Sprawl-Busters also received the following account this week of the first Wal-Mart battle in Jackson, a city with roughly 37,000 people. “I was involved in the fight to oppose a
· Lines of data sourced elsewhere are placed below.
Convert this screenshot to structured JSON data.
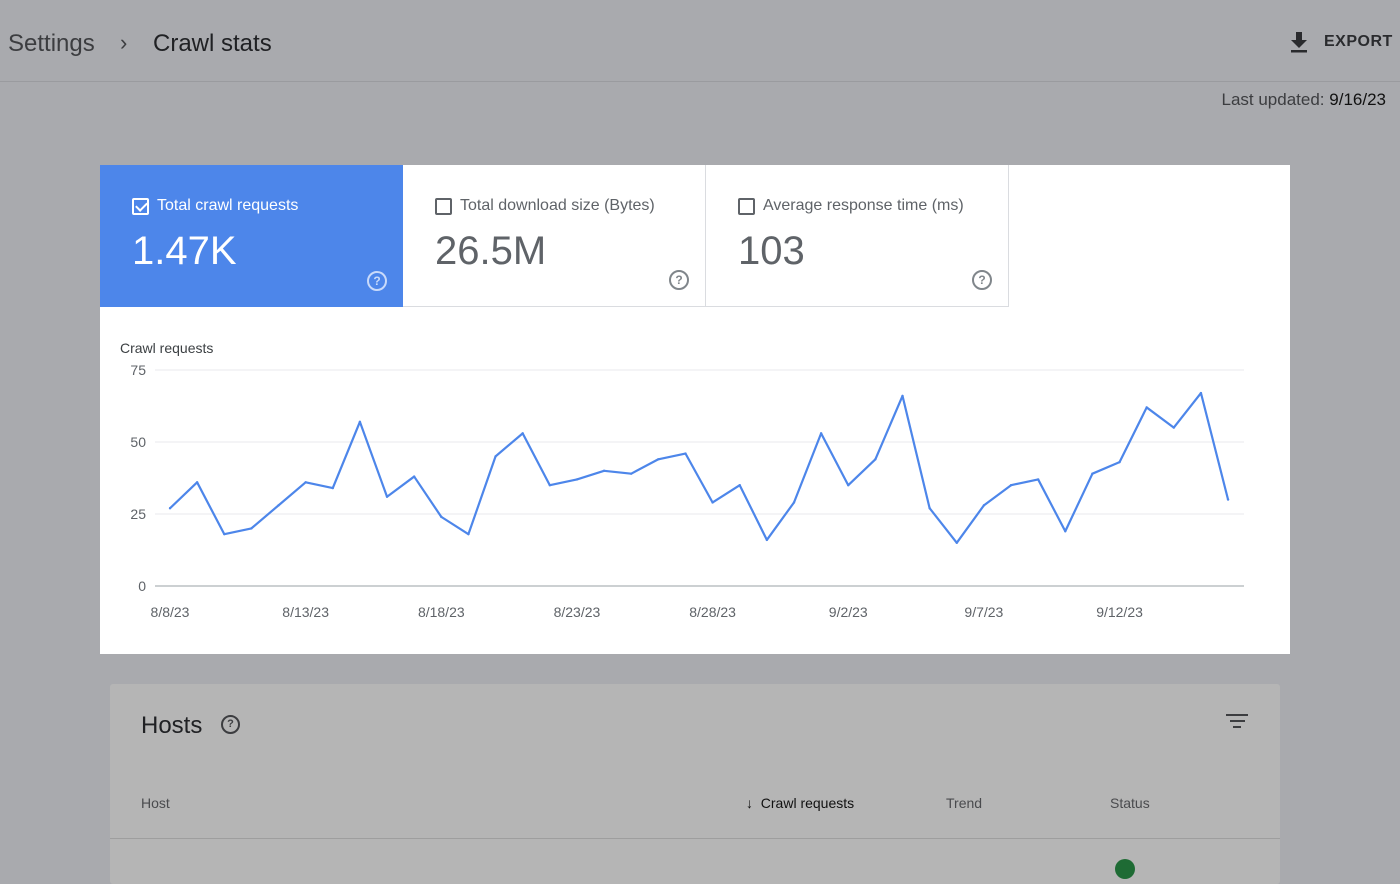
{
  "header": {
    "breadcrumb_parent": "Settings",
    "breadcrumb_separator": "›",
    "title": "Crawl stats",
    "export_label": "EXPORT",
    "export_icon": "download-icon"
  },
  "last_updated": {
    "label": "Last updated:",
    "value": "9/16/23"
  },
  "metrics": [
    {
      "label": "Total crawl requests",
      "value": "1.47K",
      "checked": true
    },
    {
      "label": "Total download size (Bytes)",
      "value": "26.5M",
      "checked": false
    },
    {
      "label": "Average response time (ms)",
      "value": "103",
      "checked": false
    }
  ],
  "colors": {
    "accent": "#4d86ea",
    "line": "#4d86ea",
    "status_ok": "#1e6b34"
  },
  "chart_data": {
    "type": "line",
    "title": "Crawl requests",
    "ylim": [
      0,
      75
    ],
    "yticks": [
      0,
      25,
      50,
      75
    ],
    "xtick_labels": [
      "8/8/23",
      "8/13/23",
      "8/18/23",
      "8/23/23",
      "8/28/23",
      "9/2/23",
      "9/7/23",
      "9/12/23"
    ],
    "grid": true,
    "x_start": "8/8/23",
    "x_end": "9/16/23",
    "series": [
      {
        "values": [
          27,
          36,
          18,
          20,
          28,
          36,
          34,
          57,
          31,
          38,
          24,
          18,
          45,
          53,
          35,
          37,
          40,
          39,
          44,
          46,
          29,
          35,
          16,
          29,
          53,
          35,
          44,
          66,
          27,
          15,
          28,
          35,
          37,
          19,
          39,
          43,
          62,
          55,
          67,
          30
        ]
      }
    ]
  },
  "hosts": {
    "title": "Hosts",
    "columns": {
      "host": "Host",
      "crawl_requests": "Crawl requests",
      "trend": "Trend",
      "status": "Status"
    },
    "sort_icon": "arrow-down-icon"
  }
}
Wal-Mart super store here in East Jackson Michigan, approximately five years ago. What few people know — and local school officials, and Wal-Mart properties don’t want people to know — is the real reason for the store failure. Much of the project was slated for a five acre plus wetlands area. In Michigan, anything over five acres is protected. I contacted the county GIS coordinator, County soil conservation people, etc., and compiled a series of aerial maps, soils sample data, and USGS water table maps, and then took this information to the state Department of Environmental Quality. I was successful in getting the area in question declared a protected wetlands area. I then sent copies of my findings to Wal-Mart Properties. I also cc’d CESO Engineering ( Wal-Mart’s civil Engineering firm), the school district, the township supervisor, the Jackson Citizen patriot, and Fox 47 news. I was attempting to establish irrefutable evidence that Wal-Mart, and the municipalities involved were aware of the wetlands. Ten days later, the school district announced that Wal-Mart was backing out of the deal. Well, five years have passed, and the school district has just announced that Wal-Mart is once again interested in the site. Plans published in the newspaper show a much smaller store, which appears to be planned around the wetlands areas.” No doubt the wetlands issue will surface again in this revisiting of Wal-Mart’s first plans. Residents will have to overcome the School Superintendent’s, and the Leoni Supervisor’s bias in favor of the project. Even before formal plans are submitted, both these people have taken an ‘open arms’ position vis a vis the superstore. Ironically, there is no need for a second superstore in Jackson. Wal-Mart supercenter # 5160 at 1700 West Michigan Avenue is located just a short drive away from the proposed site. Most of the sales at a Dettman Road site would be transferred from the West Michigan Avenue superstore — a form of Wal-Mart cannibalism. A second Wal-Mart superstore so close to an existing store is just an effort by the giant retailer to take market share away from retailers like Meijer’s and Kroger, both of which have stores in Jackson. Readers are urged to email School Superintendent Bruce Van Eyck at [email protected] with the following message: “Dear Superintendent Van Eyck, I’m sure the voters of your school district expect you to focus your skills on overseeing a quality educational experience for your students — but not to be distracted by brokering real estate deals. I hope you will not seek to balance your budget by selling land to Wal-Mart. You are projecting a $372,000 fund balance in your General Fund by next June. Don’t try to pay for education by selling land to a retailer that is cannibalizing its own store in Jackson, just to gain market share over Kroger and Meijer’s. You are not expected to be a retail analyst, or a real estate broker for that matter. The school district may own the 10 acres in question — but it is really the taxpayer’s land — and it is a sorry state of affairs when schools have to be paid for by selling excess land to Wal-Mart — which uses its Foundation money to undermine the public school system. This project may add revenues to your balance sheet, but it adds no value to the Jackson retail economy, because you already have a Wal-Mart supercenter just minutes away. If the district no longer needs this land for a school, give it back to the taxpayers, and let it be used to support some real economic development goal — or be kept as open space. There is evidence to suggest that much of this area is sensitive wetlands, and should not be built on anyway. Give your students a real life lesson: we don’t always do things for money, especially if they are environmentally wasteful, and economically harmful.”